(Version francaise ci-dessous)
Belgian authorities are reviewing their plans to charge a €50 security screening fee to journalists seeking for accreditation to European Council summit meetings.
Thanks to campaigning by the International Press Association (API-IPA), representing Brussels-based foreign journalists, together with Belgian journalist unions VVJ and AJP, Belgian authorities have now signaled an exemption for journalists.
The exemption requires an amendment to a Belgian law passed in February 2018.
Goethe Institut has asked API-IPA to distribute the following information:The Goethe Institut Brüssel offers free German language courses during the winter semester 2018/19, also for journalists. The winter semester begins in October. More information at: https://www.goethe.de/ins/be/fr/spr/eng/end/kfb.html
(version française ci-dessous)
Last July, the International Press Association (API-IPA), representing the foreign correspondents in Brussels vis à vis the EU institutions, learned that the Belgian authorities planned to start charging initially € 50 every six months to journalists seeking EU summit accreditation, for their security screening. Recently, we learned that the € 50 fee will now be asked per year and not per semester.

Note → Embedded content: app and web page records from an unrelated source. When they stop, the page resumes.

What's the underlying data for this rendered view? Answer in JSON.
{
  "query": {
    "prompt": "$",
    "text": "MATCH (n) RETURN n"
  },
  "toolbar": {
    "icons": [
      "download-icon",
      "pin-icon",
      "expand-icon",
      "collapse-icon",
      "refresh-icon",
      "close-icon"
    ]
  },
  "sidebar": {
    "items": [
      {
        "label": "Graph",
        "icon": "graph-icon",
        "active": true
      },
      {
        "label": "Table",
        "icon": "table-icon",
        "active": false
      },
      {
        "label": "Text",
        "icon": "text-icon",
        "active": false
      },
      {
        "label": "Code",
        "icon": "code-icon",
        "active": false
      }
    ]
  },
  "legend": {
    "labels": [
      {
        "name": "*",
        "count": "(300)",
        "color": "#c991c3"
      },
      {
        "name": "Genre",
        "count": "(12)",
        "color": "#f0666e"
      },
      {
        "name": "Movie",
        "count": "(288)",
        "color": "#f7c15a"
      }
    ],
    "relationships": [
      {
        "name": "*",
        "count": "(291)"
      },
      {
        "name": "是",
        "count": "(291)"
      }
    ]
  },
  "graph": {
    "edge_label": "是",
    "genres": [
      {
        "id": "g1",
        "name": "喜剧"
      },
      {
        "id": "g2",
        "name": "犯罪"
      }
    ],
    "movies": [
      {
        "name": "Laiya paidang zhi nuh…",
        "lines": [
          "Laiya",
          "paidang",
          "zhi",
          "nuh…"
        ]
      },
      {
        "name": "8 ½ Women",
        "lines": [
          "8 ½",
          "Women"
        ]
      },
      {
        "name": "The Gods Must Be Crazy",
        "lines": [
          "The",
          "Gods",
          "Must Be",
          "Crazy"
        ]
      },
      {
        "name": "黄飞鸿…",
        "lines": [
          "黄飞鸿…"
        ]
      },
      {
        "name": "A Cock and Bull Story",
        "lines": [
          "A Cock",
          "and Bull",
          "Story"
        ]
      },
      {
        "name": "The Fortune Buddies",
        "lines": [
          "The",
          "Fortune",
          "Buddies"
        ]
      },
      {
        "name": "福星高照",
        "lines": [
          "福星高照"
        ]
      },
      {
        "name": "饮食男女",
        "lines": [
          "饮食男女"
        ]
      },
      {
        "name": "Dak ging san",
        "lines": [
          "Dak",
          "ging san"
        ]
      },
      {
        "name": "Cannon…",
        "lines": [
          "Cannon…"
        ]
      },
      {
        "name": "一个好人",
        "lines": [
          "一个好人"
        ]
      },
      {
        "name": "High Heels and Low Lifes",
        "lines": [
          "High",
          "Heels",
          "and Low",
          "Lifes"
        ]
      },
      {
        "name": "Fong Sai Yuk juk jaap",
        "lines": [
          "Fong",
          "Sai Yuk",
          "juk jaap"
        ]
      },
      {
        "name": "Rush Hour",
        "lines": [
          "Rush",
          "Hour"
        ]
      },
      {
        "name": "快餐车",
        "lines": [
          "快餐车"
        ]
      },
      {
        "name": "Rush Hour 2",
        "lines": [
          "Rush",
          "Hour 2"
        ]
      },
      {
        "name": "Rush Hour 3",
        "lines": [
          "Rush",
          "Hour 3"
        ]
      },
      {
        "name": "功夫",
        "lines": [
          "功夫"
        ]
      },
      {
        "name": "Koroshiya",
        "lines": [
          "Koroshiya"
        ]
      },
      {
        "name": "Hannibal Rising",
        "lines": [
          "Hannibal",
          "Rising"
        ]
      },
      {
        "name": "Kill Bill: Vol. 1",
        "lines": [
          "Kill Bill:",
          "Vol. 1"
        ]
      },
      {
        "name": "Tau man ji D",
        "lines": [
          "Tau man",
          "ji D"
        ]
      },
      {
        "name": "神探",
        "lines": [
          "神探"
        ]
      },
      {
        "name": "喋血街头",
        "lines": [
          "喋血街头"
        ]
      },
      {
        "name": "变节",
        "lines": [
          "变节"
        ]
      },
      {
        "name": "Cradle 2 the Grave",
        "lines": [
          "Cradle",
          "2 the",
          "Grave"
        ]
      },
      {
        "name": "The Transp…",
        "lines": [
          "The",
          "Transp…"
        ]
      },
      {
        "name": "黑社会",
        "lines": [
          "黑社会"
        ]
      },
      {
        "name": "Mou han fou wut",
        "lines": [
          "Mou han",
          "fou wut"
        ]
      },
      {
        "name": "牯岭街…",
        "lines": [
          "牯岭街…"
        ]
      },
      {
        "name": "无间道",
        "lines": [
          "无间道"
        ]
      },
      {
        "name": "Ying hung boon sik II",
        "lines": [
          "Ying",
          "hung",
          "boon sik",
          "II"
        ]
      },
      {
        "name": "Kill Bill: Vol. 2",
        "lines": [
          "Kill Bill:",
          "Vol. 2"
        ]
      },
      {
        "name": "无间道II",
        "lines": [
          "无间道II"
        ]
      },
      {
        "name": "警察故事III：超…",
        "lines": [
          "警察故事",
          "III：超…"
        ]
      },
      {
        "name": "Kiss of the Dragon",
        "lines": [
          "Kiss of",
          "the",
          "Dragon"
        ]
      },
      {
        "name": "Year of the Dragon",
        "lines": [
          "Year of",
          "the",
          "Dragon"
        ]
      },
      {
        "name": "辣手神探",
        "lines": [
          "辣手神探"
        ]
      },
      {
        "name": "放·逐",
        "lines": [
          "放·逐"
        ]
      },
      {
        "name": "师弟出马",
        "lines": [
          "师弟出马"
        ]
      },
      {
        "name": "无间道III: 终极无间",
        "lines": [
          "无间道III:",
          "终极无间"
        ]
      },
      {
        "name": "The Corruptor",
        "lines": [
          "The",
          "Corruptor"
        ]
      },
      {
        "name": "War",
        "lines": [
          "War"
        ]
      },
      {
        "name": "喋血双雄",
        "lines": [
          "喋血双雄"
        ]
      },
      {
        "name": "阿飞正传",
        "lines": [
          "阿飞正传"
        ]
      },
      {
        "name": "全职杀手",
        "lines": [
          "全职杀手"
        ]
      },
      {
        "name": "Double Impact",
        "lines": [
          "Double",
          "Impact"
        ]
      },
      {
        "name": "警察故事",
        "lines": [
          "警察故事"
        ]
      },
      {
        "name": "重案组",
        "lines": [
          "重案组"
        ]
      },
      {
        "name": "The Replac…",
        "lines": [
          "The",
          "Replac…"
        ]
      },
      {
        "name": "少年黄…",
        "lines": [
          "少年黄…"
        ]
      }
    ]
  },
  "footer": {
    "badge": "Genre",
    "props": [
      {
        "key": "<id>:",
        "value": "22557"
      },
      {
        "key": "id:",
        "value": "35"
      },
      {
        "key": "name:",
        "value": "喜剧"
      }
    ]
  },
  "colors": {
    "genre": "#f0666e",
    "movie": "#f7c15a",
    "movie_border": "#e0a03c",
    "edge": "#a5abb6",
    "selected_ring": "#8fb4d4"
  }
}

(Version francaise ci-dessous)
The International Press Association (API-IPA), representing the interests of the foreign correspondents in Brussels, has learned that the Belgian authorities will start charging €50 to journalists seeking EU summit accreditation, for their security screening every six months (or €100 per year).
The Lénaïc Fund for Quality Journalism is offering a five-month financial bursary of up to €5,000 for a placement starting in October 2018 with Politico in Brussels.
Applicants must be female EU graduates under 28 years of age, aiming to work in EU journalism, able to write in English and have a reasonable knowledge of a second EU language.
It was a couple of days after the fall of the Berlin wall on 9 November 1989 when Ullrich Schur and his wife Barbara arrived in Brussels. Barbara and "Ulli" - as he was known by his friends and colleagues – were standing in the back row of a packed Press Room on the first floor in the old Berlaymont building. No one knew then what would be the repercussions of the events. This was particularly true for Barbara and Ulli who had previously worked for the East German state news agency AND in Mongolia. But they certainly sensed more than most of the Brussels based journalists, that things to come would be totally different.
It is with deep concern that the International Press Association API-IPA takes note of the fact that European Commission president Jean-Claude Juncker does not intend to inform the international press about his discussions with heads of state and government on migration and asylum issues during the informal meeting on Sunday.
This must sound like fake news to you, but it is the truth, simply the truth – and a fantastic truth. For the first time in its more or less glorious, but longstanding history API´s football team (FC API) managed to win the annual Subsicup tournament.